Carl W. Kenney II is an award winning columnist and novelist. He is committed to engaging readers into a meaningful discussion related to matters that impact faith and society. He grapples with pondering the impact faith has on public space while seeking to understand how public space both hinders and enhances the walk of faith.
Monday, October 28, 2013
Looking for justice in Columbia Missouri
Megan Donohue of the Columbia Missourian
“It’s like the people here are sleepwalking,” Harold
Warren, Sr. said as he clutched the stirring wheel of his car as if to keep
from shaking.“We have to fight for our
Warren was the first black person
elected to serve on Columbia, Missouri’s City Council.It took more than 30 years for residents to
elect another black person. Almeta
Crayton was the first black woman to serve on the city council
Crayton died last week at 53.
“I tell people it’s sad that I was the
first black person elected to the council,” Warren says. “Not much has changed
He parked in front of the Wendy’s near
the Columbia Mall. Memories of when it first opened came to mind as I reflected
on the massive growth since I left 25 years ago. So much has changed. Some
things are the same.
Warren then told me the story of Brandon Coleman’s
death.Coleman, a 25-year-old
groundskeeper at the University of Missouri, was killed on May 19 following a
confrontation over an interracial relationship.No arrest was ever made and, last week, Boone County prosecutor Dan
Knight declared the shooting “legally justified” and that no charges would be
Warren says an argument began when Broadus arrived at
the house to see his girlfriend.The
girl’s father came to the door holding a machete and threatened to use it if
Broadus refused to leave.
“He (Broadus) had a gun but he didn’t pull it out,”
Warren says the son of the man arguing with Broadus
opened fire on Broadus with a 12-gauge shotgun. Josiah Williams, a witness at
the scene, told a reporter with the Columbia Daily Tribune he heard three quick
gunshots, a pause and then a fourth gunshot.Williams said he went outside and overheard a man telling neighbors he
looked out the window to see his father being held at gunpoint and started shooting.
Williams told the Tribune he could see Coleman rolling
on the ground in pain. He said he called 911 four times but never spoke to a
dispatcher because the phone continued to ring or he was placed on hold. He
estimated it took 25 minutes for an ambulance to arrive.
Winona Coleman-Broadus, Brandon’s mother, claims racial
prejudice played a role in the decision not to file charges. Coleman-Broadus

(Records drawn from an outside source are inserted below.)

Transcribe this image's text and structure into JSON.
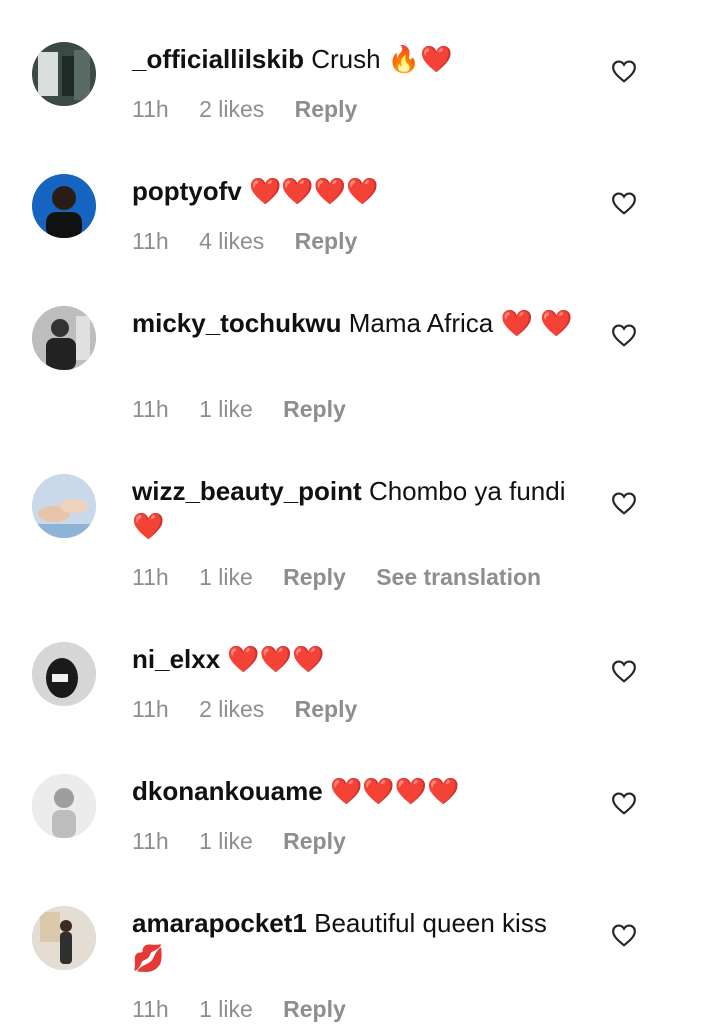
{
  "comments": [
    {
      "username": "_officiallilskib",
      "text": "Crush 🔥❤️",
      "time": "11h",
      "likes": "2 likes",
      "reply": "Reply",
      "avatar_color": "#5b6b63"
    },
    {
      "username": "poptyofv",
      "text": "❤️❤️❤️❤️",
      "time": "11h",
      "likes": "4 likes",
      "reply": "Reply",
      "avatar_color": "#1565c0"
    },
    {
      "username": "micky_tochukwu",
      "text": "Mama Africa ❤️ ❤️",
      "time": "11h",
      "likes": "1 like",
      "reply": "Reply",
      "avatar_color": "#9e9e9e"
    },
    {
      "username": "wizz_beauty_point",
      "text": "Chombo ya fundi❤️",
      "time": "11h",
      "likes": "1 like",
      "reply": "Reply",
      "translate": "See translation",
      "avatar_color": "#b0c4de"
    },
    {
      "username": "ni_elxx",
      "text": "❤️❤️❤️",
      "time": "11h",
      "likes": "2 likes",
      "reply": "Reply",
      "avatar_color": "#d8d8d8"
    },
    {
      "username": "dkonankouame",
      "text": "❤️❤️❤️❤️",
      "time": "11h",
      "likes": "1 like",
      "reply": "Reply",
      "avatar_color": "#e6e6e6"
    },
    {
      "username": "amarapocket1",
      "text": "Beautiful queen kiss 💋",
      "time": "11h",
      "likes": "1 like",
      "reply": "Reply",
      "avatar_color": "#cfc6b8"
    }
  ]
}
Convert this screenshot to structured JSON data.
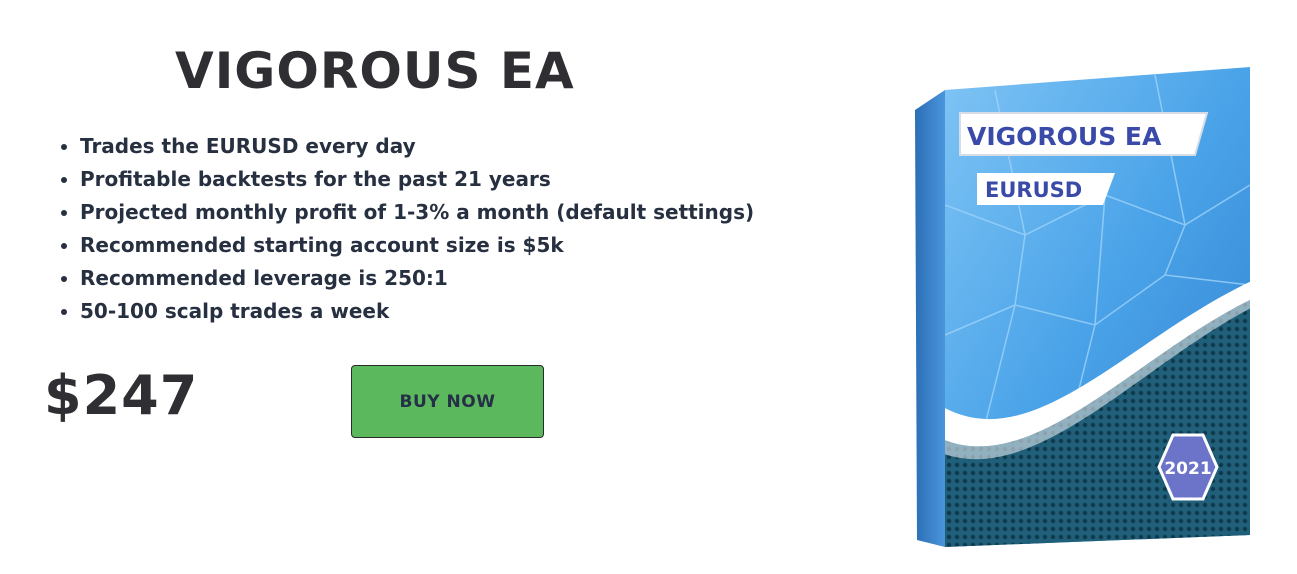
{
  "product": {
    "title": "VIGOROUS EA",
    "features": [
      "Trades the EURUSD every day",
      "Profitable backtests for the past 21 years",
      "Projected monthly profit of 1-3% a month (default settings)",
      "Recommended starting account size is $5k",
      "Recommended leverage is 250:1",
      "50-100 scalp trades a week"
    ],
    "price": "$247",
    "buy_label": "BUY NOW"
  },
  "box": {
    "title": "VIGOROUS EA",
    "pair": "EURUSD",
    "year": "2021"
  },
  "colors": {
    "button_green": "#5cb85c",
    "heading_text": "#2e2e33",
    "box_blue": "#4aa3e8",
    "box_dark_teal": "#1f5f7a",
    "badge_purple": "#6b74c8"
  }
}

has reached out to the U.S. Justice Department for help.
Coleman-Broadus said witnesses claim her son did not
fire a weapon at the person who shot. Coleman-Broadus believes authorities did
not act fast enough to save her son’s life.
“I don’t understand why trained, professional people
could not have tried to stop bleeding, start CPR and reassured and comforted
him.They could have at least allowed my
son to die in a humane fashion rather than like a damn animal because he is not
an animal.He was a good kid who made
some bad choices,” Coleman-Broadus told reporters with KRCG-TV.
Witnesses told Coleman-Broadus that police did nothing
to save her son’s life while they waited 30 minutes for an ambulance to make
the five minutes trip to the crime scene. Columbia police refused to respond to
what witnesses told family members.
The protest of black residents has fallen on deaf
ears.Coleman-Broadus and fewer than 50
gathered on the corner of Providence and Broadway to plead for justice. Their
signs and tears reflect the lack of change in community long divided along the
broad line that keeps blacks on the other side. For those begging for a day in
court, there is no daylight – just darkness.
Such is life in a city that has only elected two
blacks to the city council.
“It’s been this way for so long they don’t know how to
act another way,” Warren said.